TASK ITEM: Please count the lines of the data that contain "this" and state only the total.

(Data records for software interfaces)
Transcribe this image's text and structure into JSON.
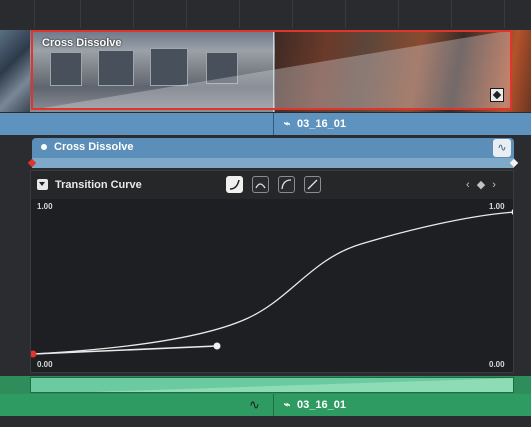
{
  "timeline": {
    "clip_title": "Cross Dissolve",
    "video_clip_name": "03_16_01",
    "audio_clip_name": "03_16_01"
  },
  "transition": {
    "title": "Cross Dissolve"
  },
  "curve_editor": {
    "title": "Transition Curve",
    "label_top_left": "1.00",
    "label_top_right": "1.00",
    "label_bottom_left": "0.00",
    "label_bottom_right": "0.00",
    "presets": [
      "ease-in-icon",
      "ease-both-icon",
      "ease-out-icon",
      "linear-icon"
    ],
    "active_preset": "ease-in-icon",
    "nav_label": "‹ ◆ ›"
  },
  "colors": {
    "accent_red": "#e0352d",
    "video_bar": "#5d93be",
    "audio_bar": "#2e9b62"
  }
}
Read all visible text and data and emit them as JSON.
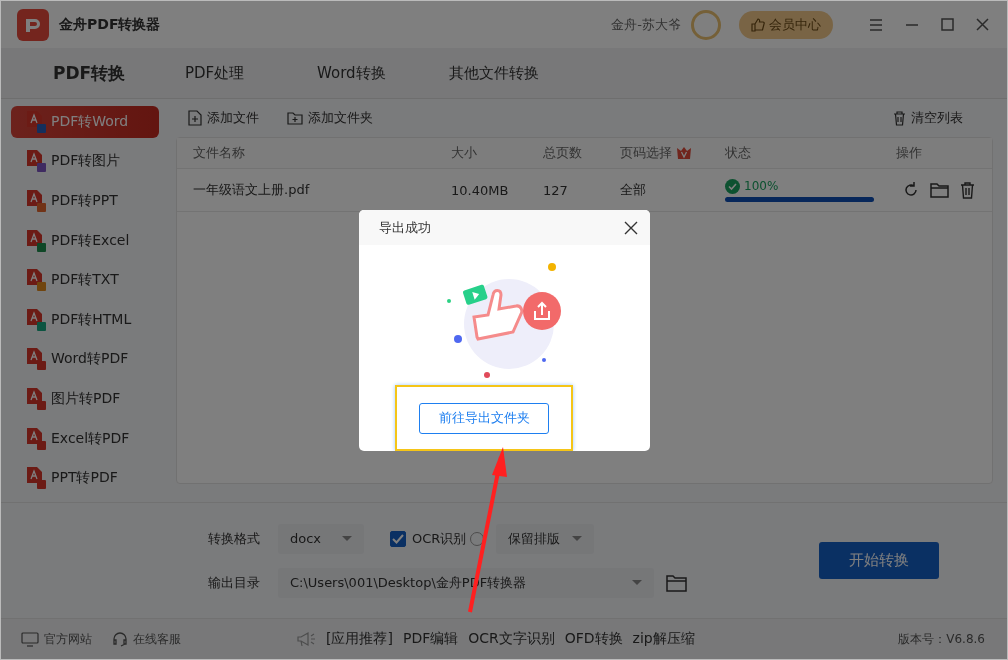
{
  "window": {
    "title": "金舟PDF转换器",
    "user": "金舟-苏大爷",
    "vip_button": "会员中心"
  },
  "tabs": [
    {
      "label": "PDF转换",
      "selected": true
    },
    {
      "label": "PDF处理",
      "selected": false
    },
    {
      "label": "Word转换",
      "selected": false
    },
    {
      "label": "其他文件转换",
      "selected": false
    }
  ],
  "sidebar": {
    "items": [
      {
        "label": "PDF转Word",
        "selected": true
      },
      {
        "label": "PDF转图片",
        "selected": false
      },
      {
        "label": "PDF转PPT",
        "selected": false
      },
      {
        "label": "PDF转Excel",
        "selected": false
      },
      {
        "label": "PDF转TXT",
        "selected": false
      },
      {
        "label": "PDF转HTML",
        "selected": false
      },
      {
        "label": "Word转PDF",
        "selected": false
      },
      {
        "label": "图片转PDF",
        "selected": false
      },
      {
        "label": "Excel转PDF",
        "selected": false
      },
      {
        "label": "PPT转PDF",
        "selected": false
      }
    ]
  },
  "toolbar": {
    "add_file": "添加文件",
    "add_folder": "添加文件夹",
    "clear_list": "清空列表"
  },
  "table": {
    "columns": [
      "文件名称",
      "大小",
      "总页数",
      "页码选择",
      "状态",
      "操作"
    ],
    "rows": [
      {
        "name": "一年级语文上册.pdf",
        "size": "10.40MB",
        "pages": "127",
        "page_range": "全部",
        "status": "100%",
        "level": 1
      }
    ]
  },
  "settings": {
    "format_label": "转换格式",
    "format": "docx",
    "ocr": {
      "label": "OCR识别",
      "checked": true
    },
    "layout": "保留排版",
    "output_label": "输出目录",
    "output_path": "C:\\Users\\001\\Desktop\\金舟PDF转换器",
    "start_button": "开始转换"
  },
  "status_bar": {
    "links": [
      "官方网站",
      "在线客服"
    ],
    "promo": [
      "[应用推荐]",
      "PDF编辑",
      "OCR文字识别",
      "OFD转换",
      "zip解压缩"
    ],
    "version": "版本号：V6.8.6"
  },
  "dialog": {
    "title": "导出成功",
    "button": "前往导出文件夹"
  }
}
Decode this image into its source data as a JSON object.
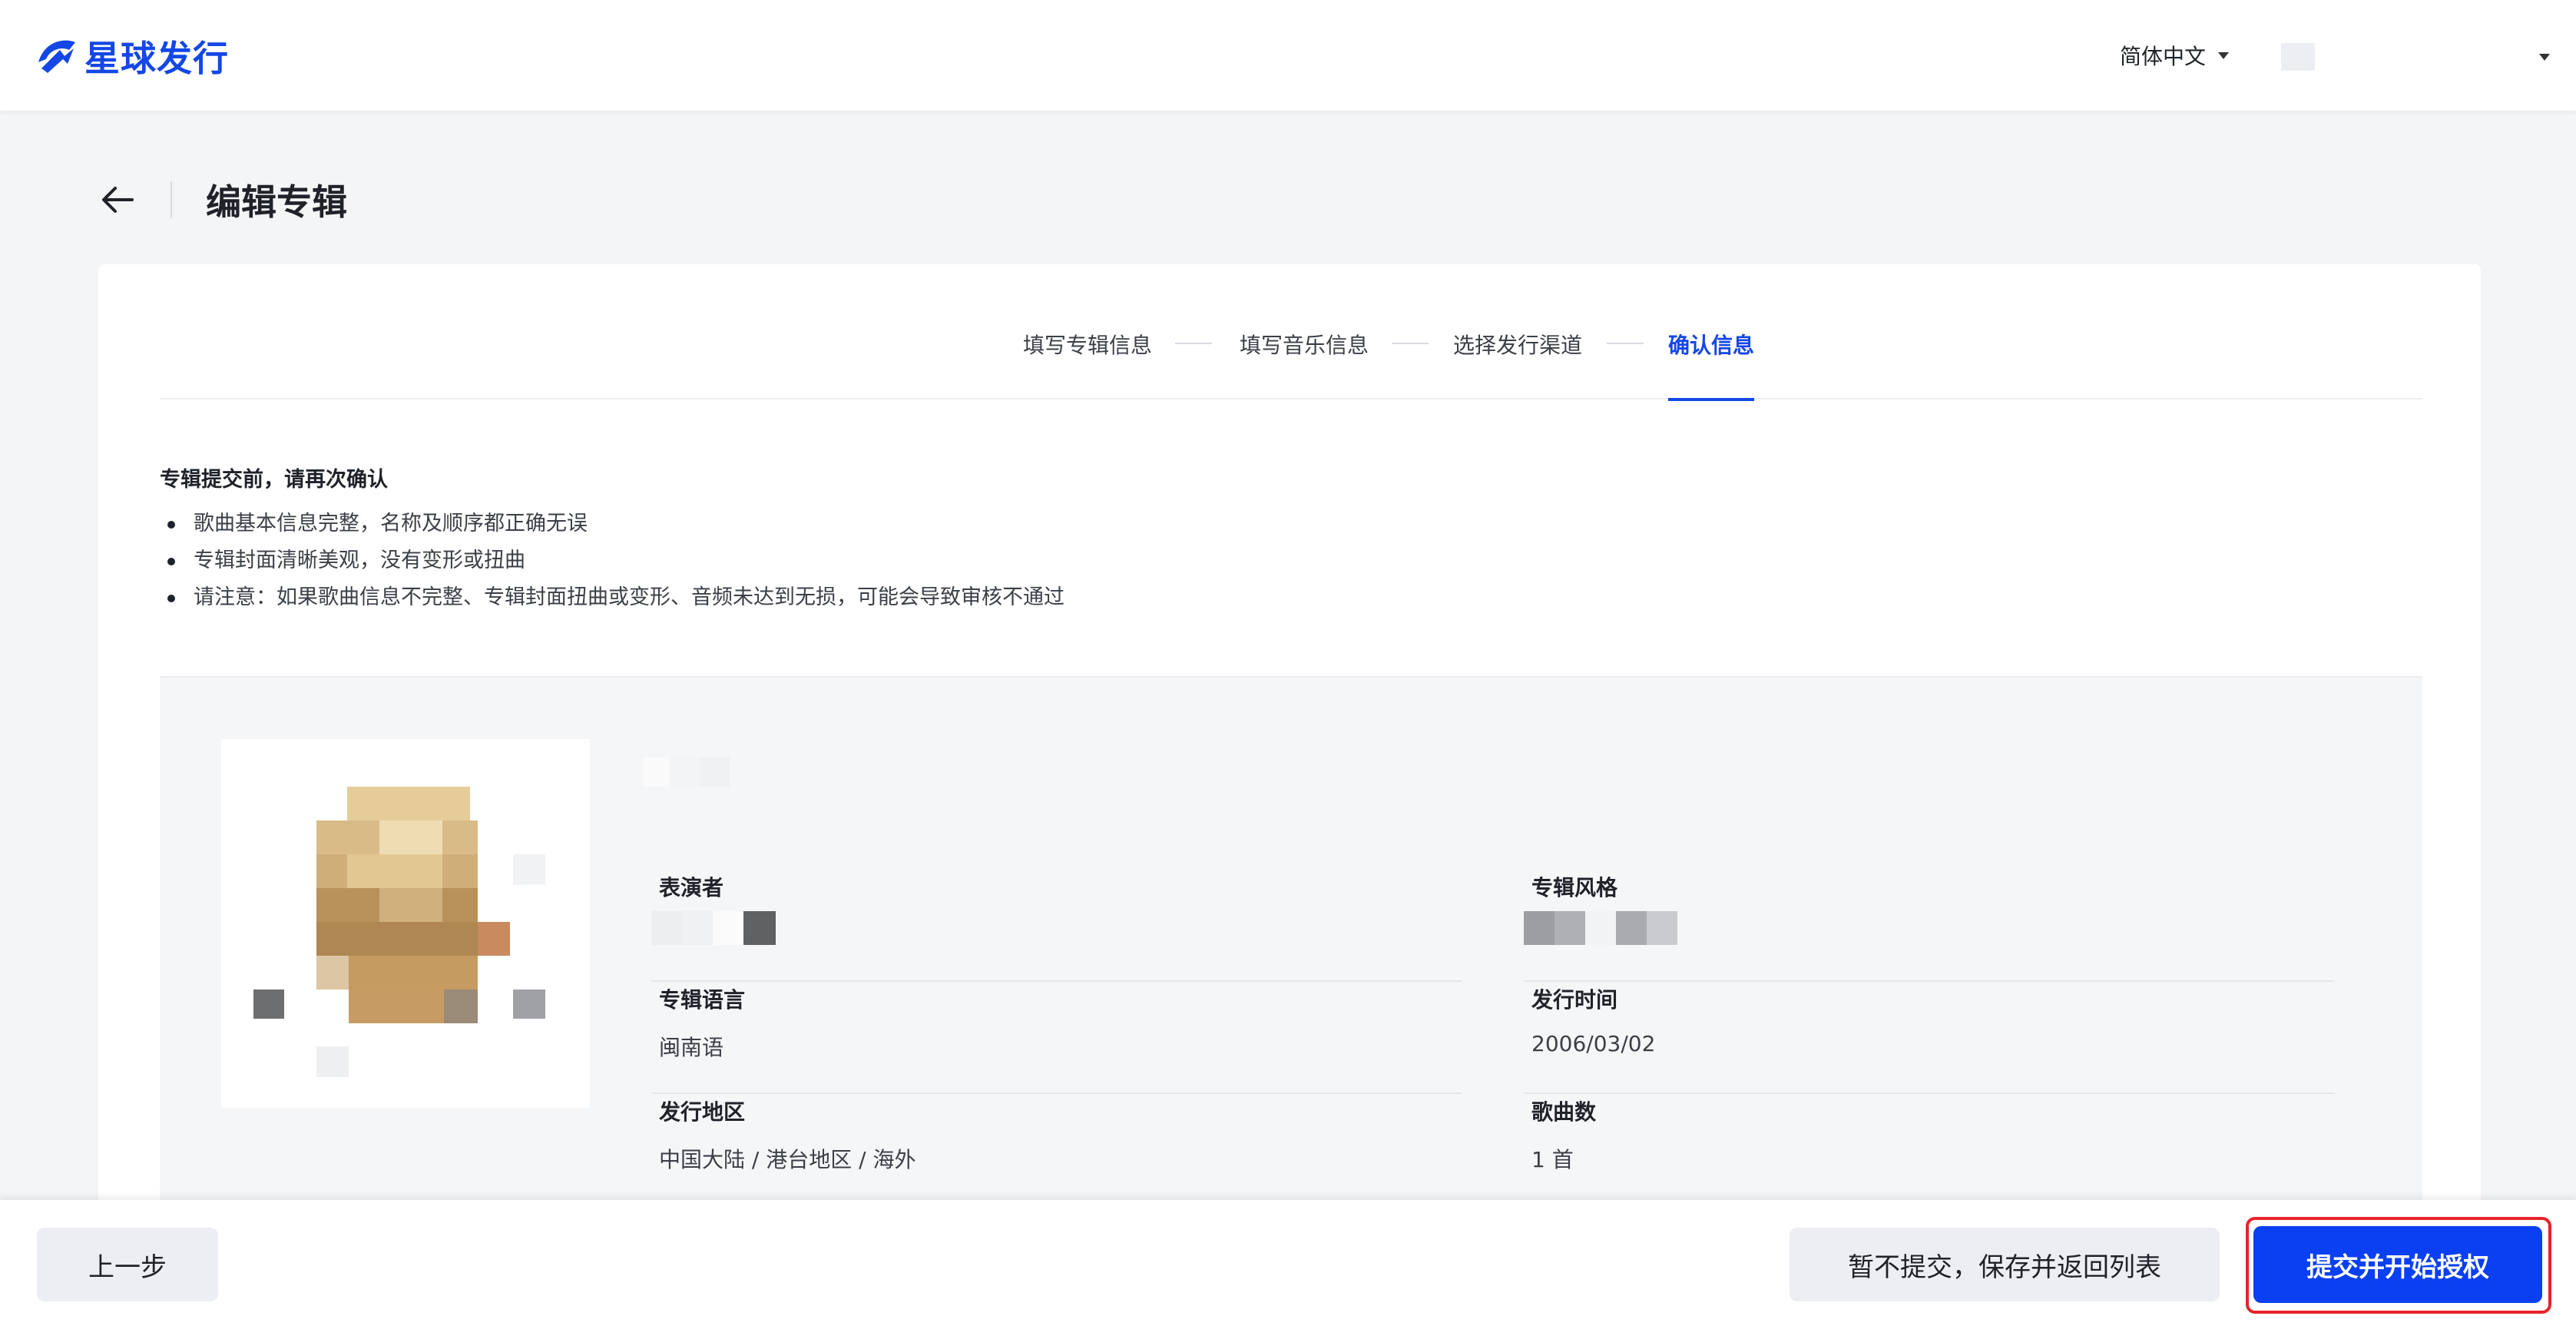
{
  "header": {
    "brand": "星球发行",
    "language": "简体中文"
  },
  "page": {
    "title": "编辑专辑"
  },
  "steps": [
    {
      "label": "填写专辑信息",
      "active": false
    },
    {
      "label": "填写音乐信息",
      "active": false
    },
    {
      "label": "选择发行渠道",
      "active": false
    },
    {
      "label": "确认信息",
      "active": true
    }
  ],
  "notice": {
    "title": "专辑提交前，请再次确认",
    "items": [
      "歌曲基本信息完整，名称及顺序都正确无误",
      "专辑封面清晰美观，没有变形或扭曲",
      "请注意：如果歌曲信息不完整、专辑封面扭曲或变形、音频未达到无损，可能会导致审核不通过"
    ]
  },
  "album": {
    "fields": {
      "performer": {
        "label": "表演者"
      },
      "style": {
        "label": "专辑风格"
      },
      "language": {
        "label": "专辑语言",
        "value": "闽南语"
      },
      "release_date": {
        "label": "发行时间",
        "value": "2006/03/02"
      },
      "region": {
        "label": "发行地区",
        "value": "中国大陆 / 港台地区 / 海外"
      },
      "track_count": {
        "label": "歌曲数",
        "value": "1 首"
      }
    }
  },
  "actions": {
    "prev": "上一步",
    "save": "暂不提交，保存并返回列表",
    "submit": "提交并开始授权"
  },
  "colors": {
    "brand": "#1447e6",
    "submit_button": "#0a3ff2",
    "highlight_frame": "#e5242b",
    "page_background": "#f4f5f7"
  }
}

TASK RESPONSE: 2